SUPPLIED MATERIAL Block Start
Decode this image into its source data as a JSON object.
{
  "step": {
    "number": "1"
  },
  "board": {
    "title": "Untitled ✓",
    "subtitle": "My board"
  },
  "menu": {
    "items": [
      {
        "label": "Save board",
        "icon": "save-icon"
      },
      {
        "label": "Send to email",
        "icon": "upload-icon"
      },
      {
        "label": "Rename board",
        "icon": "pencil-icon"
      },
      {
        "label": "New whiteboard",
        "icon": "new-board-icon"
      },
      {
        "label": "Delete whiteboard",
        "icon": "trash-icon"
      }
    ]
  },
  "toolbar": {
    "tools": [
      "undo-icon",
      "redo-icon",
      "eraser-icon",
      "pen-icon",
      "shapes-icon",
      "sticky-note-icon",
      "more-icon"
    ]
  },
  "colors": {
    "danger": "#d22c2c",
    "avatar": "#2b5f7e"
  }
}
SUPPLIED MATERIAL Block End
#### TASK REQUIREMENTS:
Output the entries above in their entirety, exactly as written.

#### ANSWER TO THE PROBLEM:
Decode this image into its source data as a JSON object.
{
  "step": {
    "number": "1"
  },
  "board": {
    "title": "Untitled ✓",
    "subtitle": "My board"
  },
  "menu": {
    "items": [
      {
        "label": "Save board",
        "icon": "save-icon"
      },
      {
        "label": "Send to email",
        "icon": "upload-icon"
      },
      {
        "label": "Rename board",
        "icon": "pencil-icon"
      },
      {
        "label": "New whiteboard",
        "icon": "new-board-icon"
      },
      {
        "label": "Delete whiteboard",
        "icon": "trash-icon"
      }
    ]
  },
  "toolbar": {
    "tools": [
      "undo-icon",
      "redo-icon",
      "eraser-icon",
      "pen-icon",
      "shapes-icon",
      "sticky-note-icon",
      "more-icon"
    ]
  },
  "colors": {
    "danger": "#d22c2c",
    "avatar": "#2b5f7e"
  }
}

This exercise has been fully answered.